Before he died, Chut Wutty predicted that if nothing changed, in five years the forest would be gone.

Two years on that prediction is horrifyingly accurate. In this forgotten corner of the forest, the Prey Lang community is, perhaps, the last bastion of hope.

Fran Lambrick is a director, producer and researcher. She has recently completed a PhD on community forestry in Cambodia.

Murder won't stop the fight for Cambodia's forests

Chut Wutty, a dedicated Cambodian activist, was shot dead at an illegal logging site by military police, on 26 April. At the time Wutty was driving with two journalists whose eyewitness accounts relate that he was physically and verbally abused, then shot while trying to drive away, and left to die.

The event reveals the brutal power of logging syndicates, which are looting the country’s natural wealth, and employing the military to silence their opponents.

Wutty was Cambodia’s foremost environmental activist, and director of the Natural Resources Protection Group. He was particularly active in the Cardamom Mountains and in Prey Lang Forest. He played a major role supporting the Prey Lang network, a grassroots forest protection movement that spans four provinces.

Wutty argued that local authorities and officials offered little support in the fight against illegal logging.

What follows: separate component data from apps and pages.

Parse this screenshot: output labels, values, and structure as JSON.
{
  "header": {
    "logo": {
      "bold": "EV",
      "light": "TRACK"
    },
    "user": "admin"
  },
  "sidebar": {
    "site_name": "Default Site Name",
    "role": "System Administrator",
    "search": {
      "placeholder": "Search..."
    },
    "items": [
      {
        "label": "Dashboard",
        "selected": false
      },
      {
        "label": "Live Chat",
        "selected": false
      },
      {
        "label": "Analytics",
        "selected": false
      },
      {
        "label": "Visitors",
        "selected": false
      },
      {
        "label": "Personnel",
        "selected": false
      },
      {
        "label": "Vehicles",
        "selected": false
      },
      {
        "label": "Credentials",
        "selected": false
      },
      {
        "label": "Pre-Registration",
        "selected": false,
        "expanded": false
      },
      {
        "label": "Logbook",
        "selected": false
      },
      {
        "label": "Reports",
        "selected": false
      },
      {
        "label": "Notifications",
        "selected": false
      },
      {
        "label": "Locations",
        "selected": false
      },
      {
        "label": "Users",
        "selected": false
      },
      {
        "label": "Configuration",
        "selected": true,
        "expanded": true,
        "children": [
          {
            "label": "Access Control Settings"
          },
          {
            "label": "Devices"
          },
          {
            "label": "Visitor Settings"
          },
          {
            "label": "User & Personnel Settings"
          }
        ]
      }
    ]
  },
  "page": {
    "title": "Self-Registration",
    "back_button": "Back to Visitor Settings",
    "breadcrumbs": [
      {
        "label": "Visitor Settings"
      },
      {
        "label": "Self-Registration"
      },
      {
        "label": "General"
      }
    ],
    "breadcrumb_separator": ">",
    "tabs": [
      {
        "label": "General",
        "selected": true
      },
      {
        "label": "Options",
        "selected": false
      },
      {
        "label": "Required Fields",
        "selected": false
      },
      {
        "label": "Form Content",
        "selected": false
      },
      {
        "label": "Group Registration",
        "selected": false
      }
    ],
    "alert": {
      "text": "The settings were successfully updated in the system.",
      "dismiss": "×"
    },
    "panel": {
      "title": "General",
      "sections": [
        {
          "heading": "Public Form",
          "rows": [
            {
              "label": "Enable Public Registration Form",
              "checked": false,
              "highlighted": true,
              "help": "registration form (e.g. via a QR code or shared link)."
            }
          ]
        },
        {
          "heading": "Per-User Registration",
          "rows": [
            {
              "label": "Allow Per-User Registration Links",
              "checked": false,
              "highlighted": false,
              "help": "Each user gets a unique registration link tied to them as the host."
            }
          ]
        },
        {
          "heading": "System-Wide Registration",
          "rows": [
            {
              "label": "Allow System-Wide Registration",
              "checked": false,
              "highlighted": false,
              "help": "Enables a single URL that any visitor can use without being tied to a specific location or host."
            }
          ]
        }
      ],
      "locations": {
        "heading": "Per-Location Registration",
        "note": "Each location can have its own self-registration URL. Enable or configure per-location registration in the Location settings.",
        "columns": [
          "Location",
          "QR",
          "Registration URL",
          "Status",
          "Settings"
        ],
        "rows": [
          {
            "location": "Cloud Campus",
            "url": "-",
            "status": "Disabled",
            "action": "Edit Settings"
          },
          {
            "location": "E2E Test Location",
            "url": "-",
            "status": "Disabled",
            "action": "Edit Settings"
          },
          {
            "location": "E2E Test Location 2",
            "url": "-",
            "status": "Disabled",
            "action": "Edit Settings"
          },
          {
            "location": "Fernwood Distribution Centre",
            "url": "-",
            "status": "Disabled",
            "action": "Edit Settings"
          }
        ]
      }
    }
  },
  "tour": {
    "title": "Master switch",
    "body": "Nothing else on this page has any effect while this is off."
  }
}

‘Civil servants, in their uniform, have not performed their role according to their mandate,’ he explained. ‘The only role they play is facilitating business deals to make personal profit. With this they earn from more than one source. First, they get their salary from government, second, they get direct income from selling timber, and third, they make money facilitating business deals.’

Deforestation in Cambodia is driven by a juggernaut of vested interests. Collusion between concessionaires, illegal loggers and officials creates a powerful front. Cambodia is being carved up into land concessions: rubber, mining and dams are major causes of large-scale deforestation.

‘I understand that wealth is important and I want to be wealthy as well,’ said Wutty. ‘But I also want to see people live with freedom, to be able to maintain their culture, their traditions, to be able to pursue their own life style.’

Illegal logging inside and outside concession areas costs the Royal Government of Cambodia an estimated 50 per cent of potential tax revenue. It often costs local people their income: when more valuable timbers have been exhausted loggers turn to dipterocarps – resin trees – which are sustainably harvested by local people under traditional tenure systems.

Despite this, the Cambodian government aims to expand rubber plantations to 400,000 hectares by 2020. Forest dependent communities face losing their land, trees, and independence, becoming poorly paid labourers in plantations owned by the wealthy.

The worldwide outcry in response to Wutty’s killing has drawn attention to this widespread dispossession. On 7 May, the Cambodian government suspended allocation of new land concessions. This move is to be applauded. As the attention of the world’s media moves on from the horror of Wutty’s death it is essential that international pressure to reform the natural resource sector in Cambodia remains firm.

UN special rapporteur for Cambodia, Surya Subedi, stated on Monday that, while in some cases authorities have held companies to account for their actions, in many cases there remains impunity for violations committed by companies. This must not be the case with Wutty’s murder.

Wutty was one of Cambodia’s most vociferous activists and was perfectly aware of the risks he was taking. His courageous cry to stop the destruction of Cambodia's forests must not be silenced. The battle to save Prey Lang continues as does the fight against illegal deforestation in Cambodia generally –  we have been passed the baton.

Fran Lambrick’s forthcoming film Rubbernaut tells the story of families who live in Prey Lang forest, showing the impact of the forest's conversion to rubber on their way of life.